Exactly as they appear, set down all of the records.

Saved entries

.....

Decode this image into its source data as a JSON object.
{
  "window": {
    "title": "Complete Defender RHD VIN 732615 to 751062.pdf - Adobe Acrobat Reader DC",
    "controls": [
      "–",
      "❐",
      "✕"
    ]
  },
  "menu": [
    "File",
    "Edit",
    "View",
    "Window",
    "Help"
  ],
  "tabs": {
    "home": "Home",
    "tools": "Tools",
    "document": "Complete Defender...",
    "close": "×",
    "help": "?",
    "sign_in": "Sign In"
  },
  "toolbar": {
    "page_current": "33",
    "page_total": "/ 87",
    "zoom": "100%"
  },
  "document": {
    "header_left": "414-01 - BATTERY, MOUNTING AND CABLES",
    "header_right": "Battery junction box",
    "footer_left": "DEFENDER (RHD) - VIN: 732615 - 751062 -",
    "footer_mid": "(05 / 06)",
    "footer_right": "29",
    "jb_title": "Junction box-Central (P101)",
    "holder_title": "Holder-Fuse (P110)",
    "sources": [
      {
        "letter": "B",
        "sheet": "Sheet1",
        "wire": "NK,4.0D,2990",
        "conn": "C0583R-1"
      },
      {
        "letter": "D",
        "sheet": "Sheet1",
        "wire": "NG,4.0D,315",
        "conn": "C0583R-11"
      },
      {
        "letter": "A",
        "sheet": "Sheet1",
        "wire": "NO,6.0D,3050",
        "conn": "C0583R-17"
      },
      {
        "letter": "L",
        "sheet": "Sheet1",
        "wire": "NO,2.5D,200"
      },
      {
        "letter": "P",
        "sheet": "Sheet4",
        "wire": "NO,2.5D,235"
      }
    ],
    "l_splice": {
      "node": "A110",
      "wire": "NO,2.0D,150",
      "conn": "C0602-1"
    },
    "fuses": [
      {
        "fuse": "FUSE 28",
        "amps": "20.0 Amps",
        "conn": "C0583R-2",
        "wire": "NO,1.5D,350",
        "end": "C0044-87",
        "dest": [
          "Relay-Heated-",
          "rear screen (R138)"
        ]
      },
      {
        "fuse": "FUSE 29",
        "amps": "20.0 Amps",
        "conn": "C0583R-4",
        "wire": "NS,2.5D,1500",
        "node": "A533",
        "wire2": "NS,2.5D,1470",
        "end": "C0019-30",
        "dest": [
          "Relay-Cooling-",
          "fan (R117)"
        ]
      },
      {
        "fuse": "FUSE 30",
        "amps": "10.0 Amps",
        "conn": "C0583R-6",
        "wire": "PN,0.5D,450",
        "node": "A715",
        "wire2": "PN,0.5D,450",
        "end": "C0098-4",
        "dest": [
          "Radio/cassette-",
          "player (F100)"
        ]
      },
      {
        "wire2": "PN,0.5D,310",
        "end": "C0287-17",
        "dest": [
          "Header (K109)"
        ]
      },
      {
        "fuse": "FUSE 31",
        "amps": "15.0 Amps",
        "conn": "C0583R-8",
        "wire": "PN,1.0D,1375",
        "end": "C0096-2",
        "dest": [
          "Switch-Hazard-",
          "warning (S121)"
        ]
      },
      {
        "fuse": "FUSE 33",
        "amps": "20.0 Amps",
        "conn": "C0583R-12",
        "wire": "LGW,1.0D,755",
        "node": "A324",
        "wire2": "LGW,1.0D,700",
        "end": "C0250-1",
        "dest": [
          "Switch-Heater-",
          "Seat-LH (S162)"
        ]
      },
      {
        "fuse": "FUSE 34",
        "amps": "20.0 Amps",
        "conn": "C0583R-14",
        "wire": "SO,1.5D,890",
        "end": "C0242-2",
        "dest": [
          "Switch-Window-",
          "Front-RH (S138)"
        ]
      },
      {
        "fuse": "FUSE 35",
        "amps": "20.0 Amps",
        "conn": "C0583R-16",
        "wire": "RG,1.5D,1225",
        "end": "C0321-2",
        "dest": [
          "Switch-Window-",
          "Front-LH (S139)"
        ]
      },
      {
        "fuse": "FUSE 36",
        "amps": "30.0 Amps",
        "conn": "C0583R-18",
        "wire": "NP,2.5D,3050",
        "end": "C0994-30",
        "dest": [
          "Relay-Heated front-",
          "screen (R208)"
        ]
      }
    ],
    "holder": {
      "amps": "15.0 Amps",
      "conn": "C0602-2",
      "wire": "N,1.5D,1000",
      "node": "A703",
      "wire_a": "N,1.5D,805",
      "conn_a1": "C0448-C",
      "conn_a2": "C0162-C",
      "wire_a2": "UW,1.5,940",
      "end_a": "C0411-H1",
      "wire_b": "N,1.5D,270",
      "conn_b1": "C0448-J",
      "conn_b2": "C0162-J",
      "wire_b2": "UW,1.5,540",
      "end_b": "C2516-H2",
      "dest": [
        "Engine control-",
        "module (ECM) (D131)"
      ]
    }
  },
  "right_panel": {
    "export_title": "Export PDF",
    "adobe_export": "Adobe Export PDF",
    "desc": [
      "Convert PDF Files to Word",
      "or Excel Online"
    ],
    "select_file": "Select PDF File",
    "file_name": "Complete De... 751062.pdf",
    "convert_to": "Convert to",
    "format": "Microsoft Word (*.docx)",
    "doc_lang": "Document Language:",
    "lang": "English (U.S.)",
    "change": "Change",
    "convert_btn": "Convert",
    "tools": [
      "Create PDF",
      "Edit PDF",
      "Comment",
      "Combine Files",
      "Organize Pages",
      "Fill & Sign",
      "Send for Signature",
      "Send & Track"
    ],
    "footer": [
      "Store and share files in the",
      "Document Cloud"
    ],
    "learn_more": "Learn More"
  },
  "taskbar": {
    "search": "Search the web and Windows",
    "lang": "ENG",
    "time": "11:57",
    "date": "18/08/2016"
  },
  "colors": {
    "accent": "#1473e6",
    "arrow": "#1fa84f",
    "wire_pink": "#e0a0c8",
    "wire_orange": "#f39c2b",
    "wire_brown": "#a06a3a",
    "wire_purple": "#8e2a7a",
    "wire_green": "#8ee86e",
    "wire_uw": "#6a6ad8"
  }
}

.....

▶ Exercise response:
Decode this image into its source data as a JSON object.
{
  "window": {
    "title": "Complete Defender RHD VIN 732615 to 751062.pdf - Adobe Acrobat Reader DC",
    "controls": [
      "–",
      "❐",
      "✕"
    ]
  },
  "menu": [
    "File",
    "Edit",
    "View",
    "Window",
    "Help"
  ],
  "tabs": {
    "home": "Home",
    "tools": "Tools",
    "document": "Complete Defender...",
    "close": "×",
    "help": "?",
    "sign_in": "Sign In"
  },
  "toolbar": {
    "page_current": "33",
    "page_total": "/ 87",
    "zoom": "100%"
  },
  "document": {
    "header_left": "414-01 - BATTERY, MOUNTING AND CABLES",
    "header_right": "Battery junction box",
    "footer_left": "DEFENDER (RHD) - VIN: 732615 - 751062 -",
    "footer_mid": "(05 / 06)",
    "footer_right": "29",
    "jb_title": "Junction box-Central (P101)",
    "holder_title": "Holder-Fuse (P110)",
    "sources": [
      {
        "letter": "B",
        "sheet": "Sheet1",
        "wire": "NK,4.0D,2990",
        "conn": "C0583R-1"
      },
      {
        "letter": "D",
        "sheet": "Sheet1",
        "wire": "NG,4.0D,315",
        "conn": "C0583R-11"
      },
      {
        "letter": "A",
        "sheet": "Sheet1",
        "wire": "NO,6.0D,3050",
        "conn": "C0583R-17"
      },
      {
        "letter": "L",
        "sheet": "Sheet1",
        "wire": "NO,2.5D,200"
      },
      {
        "letter": "P",
        "sheet": "Sheet4",
        "wire": "NO,2.5D,235"
      }
    ],
    "l_splice": {
      "node": "A110",
      "wire": "NO,2.0D,150",
      "conn": "C0602-1"
    },
    "fuses": [
      {
        "fuse": "FUSE 28",
        "amps": "20.0 Amps",
        "conn": "C0583R-2",
        "wire": "NO,1.5D,350",
        "end": "C0044-87",
        "dest": [
          "Relay-Heated-",
          "rear screen (R138)"
        ]
      },
      {
        "fuse": "FUSE 29",
        "amps": "20.0 Amps",
        "conn": "C0583R-4",
        "wire": "NS,2.5D,1500",
        "node": "A533",
        "wire2": "NS,2.5D,1470",
        "end": "C0019-30",
        "dest": [
          "Relay-Cooling-",
          "fan (R117)"
        ]
      },
      {
        "fuse": "FUSE 30",
        "amps": "10.0 Amps",
        "conn": "C0583R-6",
        "wire": "PN,0.5D,450",
        "node": "A715",
        "wire2": "PN,0.5D,450",
        "end": "C0098-4",
        "dest": [
          "Radio/cassette-",
          "player (F100)"
        ]
      },
      {
        "wire2": "PN,0.5D,310",
        "end": "C0287-17",
        "dest": [
          "Header (K109)"
        ]
      },
      {
        "fuse": "FUSE 31",
        "amps": "15.0 Amps",
        "conn": "C0583R-8",
        "wire": "PN,1.0D,1375",
        "end": "C0096-2",
        "dest": [
          "Switch-Hazard-",
          "warning (S121)"
        ]
      },
      {
        "fuse": "FUSE 33",
        "amps": "20.0 Amps",
        "conn": "C0583R-12",
        "wire": "LGW,1.0D,755",
        "node": "A324",
        "wire2": "LGW,1.0D,700",
        "end": "C0250-1",
        "dest": [
          "Switch-Heater-",
          "Seat-LH (S162)"
        ]
      },
      {
        "fuse": "FUSE 34",
        "amps": "20.0 Amps",
        "conn": "C0583R-14",
        "wire": "SO,1.5D,890",
        "end": "C0242-2",
        "dest": [
          "Switch-Window-",
          "Front-RH (S138)"
        ]
      },
      {
        "fuse": "FUSE 35",
        "amps": "20.0 Amps",
        "conn": "C0583R-16",
        "wire": "RG,1.5D,1225",
        "end": "C0321-2",
        "dest": [
          "Switch-Window-",
          "Front-LH (S139)"
        ]
      },
      {
        "fuse": "FUSE 36",
        "amps": "30.0 Amps",
        "conn": "C0583R-18",
        "wire": "NP,2.5D,3050",
        "end": "C0994-30",
        "dest": [
          "Relay-Heated front-",
          "screen (R208)"
        ]
      }
    ],
    "holder": {
      "amps": "15.0 Amps",
      "conn": "C0602-2",
      "wire": "N,1.5D,1000",
      "node": "A703",
      "wire_a": "N,1.5D,805",
      "conn_a1": "C0448-C",
      "conn_a2": "C0162-C",
      "wire_a2": "UW,1.5,940",
      "end_a": "C0411-H1",
      "wire_b": "N,1.5D,270",
      "conn_b1": "C0448-J",
      "conn_b2": "C0162-J",
      "wire_b2": "UW,1.5,540",
      "end_b": "C2516-H2",
      "dest": [
        "Engine control-",
        "module (ECM) (D131)"
      ]
    }
  },
  "right_panel": {
    "export_title": "Export PDF",
    "adobe_export": "Adobe Export PDF",
    "desc": [
      "Convert PDF Files to Word",
      "or Excel Online"
    ],
    "select_file": "Select PDF File",
    "file_name": "Complete De... 751062.pdf",
    "convert_to": "Convert to",
    "format": "Microsoft Word (*.docx)",
    "doc_lang": "Document Language:",
    "lang": "English (U.S.)",
    "change": "Change",
    "convert_btn": "Convert",
    "tools": [
      "Create PDF",
      "Edit PDF",
      "Comment",
      "Combine Files",
      "Organize Pages",
      "Fill & Sign",
      "Send for Signature",
      "Send & Track"
    ],
    "footer": [
      "Store and share files in the",
      "Document Cloud"
    ],
    "learn_more": "Learn More"
  },
  "taskbar": {
    "search": "Search the web and Windows",
    "lang": "ENG",
    "time": "11:57",
    "date": "18/08/2016"
  },
  "colors": {
    "accent": "#1473e6",
    "arrow": "#1fa84f",
    "wire_pink": "#e0a0c8",
    "wire_orange": "#f39c2b",
    "wire_brown": "#a06a3a",
    "wire_purple": "#8e2a7a",
    "wire_green": "#8ee86e",
    "wire_uw": "#6a6ad8"
  }
}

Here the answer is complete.